AIM OF THE EXERCISE:
For the records below, tally the lines that contain "sort" and give only that number.
====== TASK INPUT
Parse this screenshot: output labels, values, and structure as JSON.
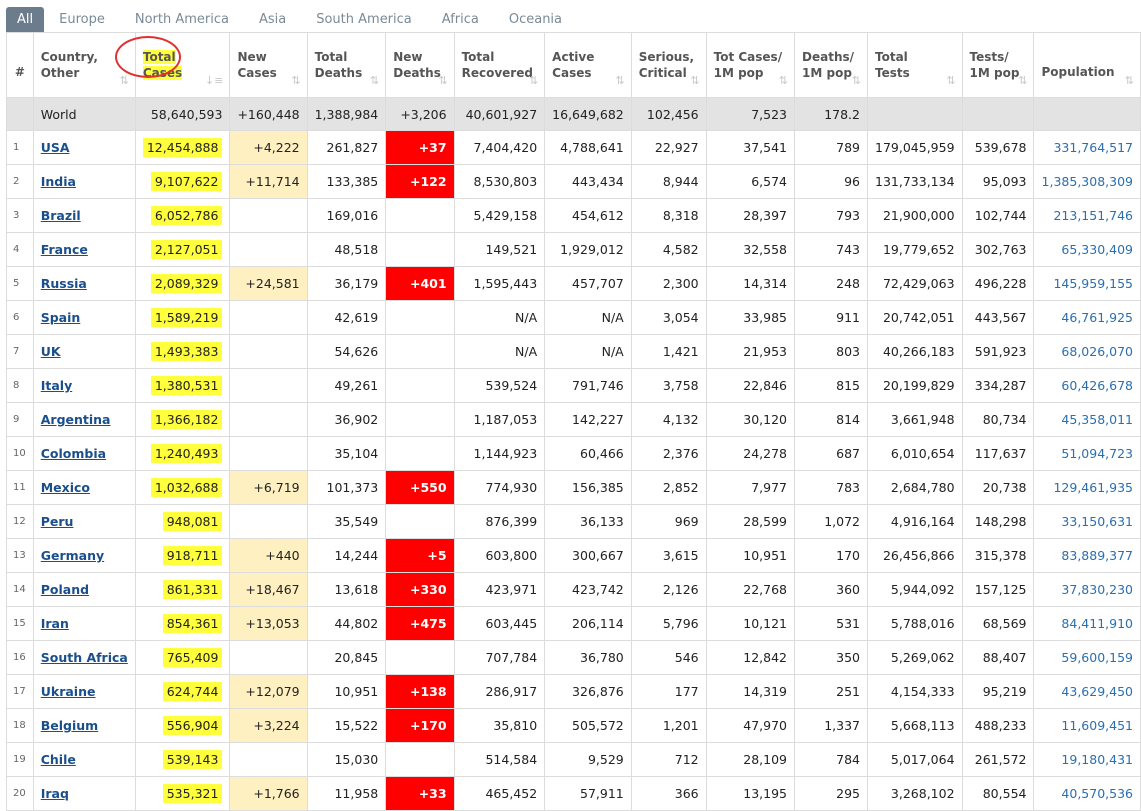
{
  "tabs": [
    "All",
    "Europe",
    "North America",
    "Asia",
    "South America",
    "Africa",
    "Oceania"
  ],
  "columns": [
    {
      "l1": "#",
      "l2": ""
    },
    {
      "l1": "Country,",
      "l2": "Other"
    },
    {
      "l1": "Total",
      "l2": "Cases"
    },
    {
      "l1": "New",
      "l2": "Cases"
    },
    {
      "l1": "Total",
      "l2": "Deaths"
    },
    {
      "l1": "New",
      "l2": "Deaths"
    },
    {
      "l1": "Total",
      "l2": "Recovered"
    },
    {
      "l1": "Active",
      "l2": "Cases"
    },
    {
      "l1": "Serious,",
      "l2": "Critical"
    },
    {
      "l1": "Tot Cases/",
      "l2": "1M pop"
    },
    {
      "l1": "Deaths/",
      "l2": "1M pop"
    },
    {
      "l1": "Total",
      "l2": "Tests"
    },
    {
      "l1": "Tests/",
      "l2": "1M pop"
    },
    {
      "l1": "Population",
      "l2": ""
    }
  ],
  "world": [
    "",
    "World",
    "58,640,593",
    "+160,448",
    "1,388,984",
    "+3,206",
    "40,601,927",
    "16,649,682",
    "102,456",
    "7,523",
    "178.2",
    "",
    "",
    ""
  ],
  "rows": [
    [
      "1",
      "USA",
      "12,454,888",
      "+4,222",
      "261,827",
      "+37",
      "7,404,420",
      "4,788,641",
      "22,927",
      "37,541",
      "789",
      "179,045,959",
      "539,678",
      "331,764,517"
    ],
    [
      "2",
      "India",
      "9,107,622",
      "+11,714",
      "133,385",
      "+122",
      "8,530,803",
      "443,434",
      "8,944",
      "6,574",
      "96",
      "131,733,134",
      "95,093",
      "1,385,308,309"
    ],
    [
      "3",
      "Brazil",
      "6,052,786",
      "",
      "169,016",
      "",
      "5,429,158",
      "454,612",
      "8,318",
      "28,397",
      "793",
      "21,900,000",
      "102,744",
      "213,151,746"
    ],
    [
      "4",
      "France",
      "2,127,051",
      "",
      "48,518",
      "",
      "149,521",
      "1,929,012",
      "4,582",
      "32,558",
      "743",
      "19,779,652",
      "302,763",
      "65,330,409"
    ],
    [
      "5",
      "Russia",
      "2,089,329",
      "+24,581",
      "36,179",
      "+401",
      "1,595,443",
      "457,707",
      "2,300",
      "14,314",
      "248",
      "72,429,063",
      "496,228",
      "145,959,155"
    ],
    [
      "6",
      "Spain",
      "1,589,219",
      "",
      "42,619",
      "",
      "N/A",
      "N/A",
      "3,054",
      "33,985",
      "911",
      "20,742,051",
      "443,567",
      "46,761,925"
    ],
    [
      "7",
      "UK",
      "1,493,383",
      "",
      "54,626",
      "",
      "N/A",
      "N/A",
      "1,421",
      "21,953",
      "803",
      "40,266,183",
      "591,923",
      "68,026,070"
    ],
    [
      "8",
      "Italy",
      "1,380,531",
      "",
      "49,261",
      "",
      "539,524",
      "791,746",
      "3,758",
      "22,846",
      "815",
      "20,199,829",
      "334,287",
      "60,426,678"
    ],
    [
      "9",
      "Argentina",
      "1,366,182",
      "",
      "36,902",
      "",
      "1,187,053",
      "142,227",
      "4,132",
      "30,120",
      "814",
      "3,661,948",
      "80,734",
      "45,358,011"
    ],
    [
      "10",
      "Colombia",
      "1,240,493",
      "",
      "35,104",
      "",
      "1,144,923",
      "60,466",
      "2,376",
      "24,278",
      "687",
      "6,010,654",
      "117,637",
      "51,094,723"
    ],
    [
      "11",
      "Mexico",
      "1,032,688",
      "+6,719",
      "101,373",
      "+550",
      "774,930",
      "156,385",
      "2,852",
      "7,977",
      "783",
      "2,684,780",
      "20,738",
      "129,461,935"
    ],
    [
      "12",
      "Peru",
      "948,081",
      "",
      "35,549",
      "",
      "876,399",
      "36,133",
      "969",
      "28,599",
      "1,072",
      "4,916,164",
      "148,298",
      "33,150,631"
    ],
    [
      "13",
      "Germany",
      "918,711",
      "+440",
      "14,244",
      "+5",
      "603,800",
      "300,667",
      "3,615",
      "10,951",
      "170",
      "26,456,866",
      "315,378",
      "83,889,377"
    ],
    [
      "14",
      "Poland",
      "861,331",
      "+18,467",
      "13,618",
      "+330",
      "423,971",
      "423,742",
      "2,126",
      "22,768",
      "360",
      "5,944,092",
      "157,125",
      "37,830,230"
    ],
    [
      "15",
      "Iran",
      "854,361",
      "+13,053",
      "44,802",
      "+475",
      "603,445",
      "206,114",
      "5,796",
      "10,121",
      "531",
      "5,788,016",
      "68,569",
      "84,411,910"
    ],
    [
      "16",
      "South Africa",
      "765,409",
      "",
      "20,845",
      "",
      "707,784",
      "36,780",
      "546",
      "12,842",
      "350",
      "5,269,062",
      "88,407",
      "59,600,159"
    ],
    [
      "17",
      "Ukraine",
      "624,744",
      "+12,079",
      "10,951",
      "+138",
      "286,917",
      "326,876",
      "177",
      "14,319",
      "251",
      "4,154,333",
      "95,219",
      "43,629,450"
    ],
    [
      "18",
      "Belgium",
      "556,904",
      "+3,224",
      "15,522",
      "+170",
      "35,810",
      "505,572",
      "1,201",
      "47,970",
      "1,337",
      "5,668,113",
      "488,233",
      "11,609,451"
    ],
    [
      "19",
      "Chile",
      "539,143",
      "",
      "15,030",
      "",
      "514,584",
      "9,529",
      "712",
      "28,109",
      "784",
      "5,017,064",
      "261,572",
      "19,180,431"
    ],
    [
      "20",
      "Iraq",
      "535,321",
      "+1,766",
      "11,958",
      "+33",
      "465,452",
      "57,911",
      "366",
      "13,195",
      "295",
      "3,268,102",
      "80,554",
      "40,570,536"
    ]
  ],
  "colors": {
    "new_cases_bg": "#fff0c2",
    "new_deaths_bg": "#ff0000",
    "highlight": "#ffff3d",
    "link": "#1a4f8c",
    "population": "#2a6fb0"
  },
  "icons": {
    "sort": "sort-arrows-icon",
    "sort_active": "sort-desc-icon"
  }
}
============
TASK OUTPUT:
2